More than a few observers (here, here or here) are finding it difficult to interpret last week’s BLS employment report. The household survey recorded a fairly large 0.4 percentage-point drop in the unemployment rate, at the same time that the establishment survey recorded an increase in payroll employment of a measly 36,000.
An increasingly missing piece of the puzzle may be the workers themselves. According to the latest report, fully 22 percent of 25 to 64 year-olds are not in the U.S. labor force. This means that they are neither in a job, nor looking for one. That 77.8 percent labor force participation rate among the prime working-age population is the lowest rate recorded in 23 years.
Until now, analysts (me included) have explained the stubbornly high unemployment rate in part by pointing to “missing workers” who steadily enter or re-enter the labor force as the job market strengthens, which may temporarily add to the ranks of the unemployed. Yet an increasing number are staying out—either because they don’t think a job is available, or school or family responsibilities keep them from looking for work. Over the past three years, the U.S. working-age population has increased by about 2.6 million, but the size of the labor force has not budged.
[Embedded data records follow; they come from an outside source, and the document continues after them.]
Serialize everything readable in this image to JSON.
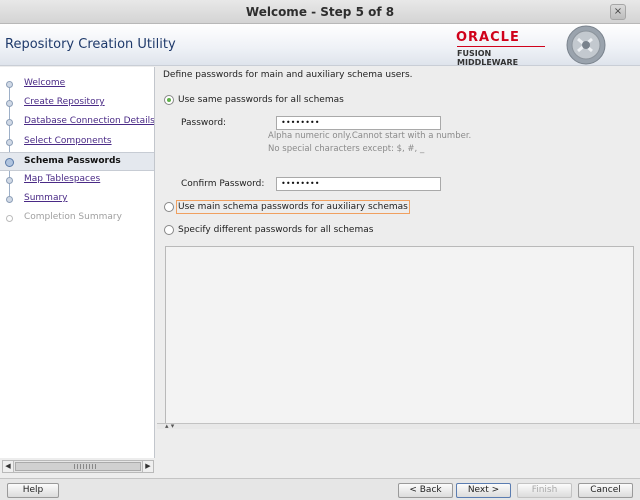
{
  "window": {
    "title": "Welcome - Step 5 of 8",
    "close_glyph": "×"
  },
  "header": {
    "app_title": "Repository Creation Utility",
    "brand_name": "ORACLE",
    "brand_sub": "FUSION MIDDLEWARE"
  },
  "sidebar": {
    "items": [
      {
        "label": "Welcome",
        "state": "done"
      },
      {
        "label": "Create Repository",
        "state": "done"
      },
      {
        "label": "Database Connection Details",
        "state": "done"
      },
      {
        "label": "Select Components",
        "state": "done"
      },
      {
        "label": "Schema Passwords",
        "state": "current"
      },
      {
        "label": "Map Tablespaces",
        "state": "todo"
      },
      {
        "label": "Summary",
        "state": "todo"
      },
      {
        "label": "Completion Summary",
        "state": "disabled"
      }
    ]
  },
  "main": {
    "description": "Define passwords for main and auxiliary schema users.",
    "options": [
      {
        "label": "Use same passwords for all schemas",
        "selected": true
      },
      {
        "label": "Use main schema passwords for auxiliary schemas",
        "selected": false
      },
      {
        "label": "Specify different passwords for all schemas",
        "selected": false
      }
    ],
    "password_label": "Password:",
    "password_value": "••••••••",
    "hint_line1": "Alpha numeric only.Cannot start with a number.",
    "hint_line2": "No special characters except: $, #, _",
    "confirm_label": "Confirm Password:",
    "confirm_value": "••••••••"
  },
  "footer": {
    "help": "Help",
    "back": "< Back",
    "next": "Next >",
    "finish": "Finish",
    "cancel": "Cancel"
  },
  "icons": {
    "scroll_left": "◀",
    "scroll_right": "▶",
    "splitter": "▴ ▾"
  },
  "colors": {
    "brand_red": "#d0021b",
    "link_purple": "#4a2a86",
    "radio_green": "#5fb14a"
  }
}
This may help to explain how the unemployment rate—the share of the population looking for work, but not finding it—could drop, even as job growth remains weak.
After a look at last week’s local area data from BLS, about half of the country’s largest metropolitan areas now (as of December 2010) have fewer labor force participants than they did at the start of the recession three years ago. The metropolitan areas of Houston, Dallas, Miami, Austin, and San Antonio have each seen their labor forces increase by at least 50,000 people, while Detroit, Atlanta, Chicago, and Los Angeles saw their labor forces shrinkby at least that much. This reminds us that the state of the jobs recovery is not only precarious nationally, but is shaped by distinct regional economic dynamics, and the opportunities (or lack thereof) on the ground in metropolitan America. We’ll look at those more closely next month in the latest edition of our Landscape of Recession series.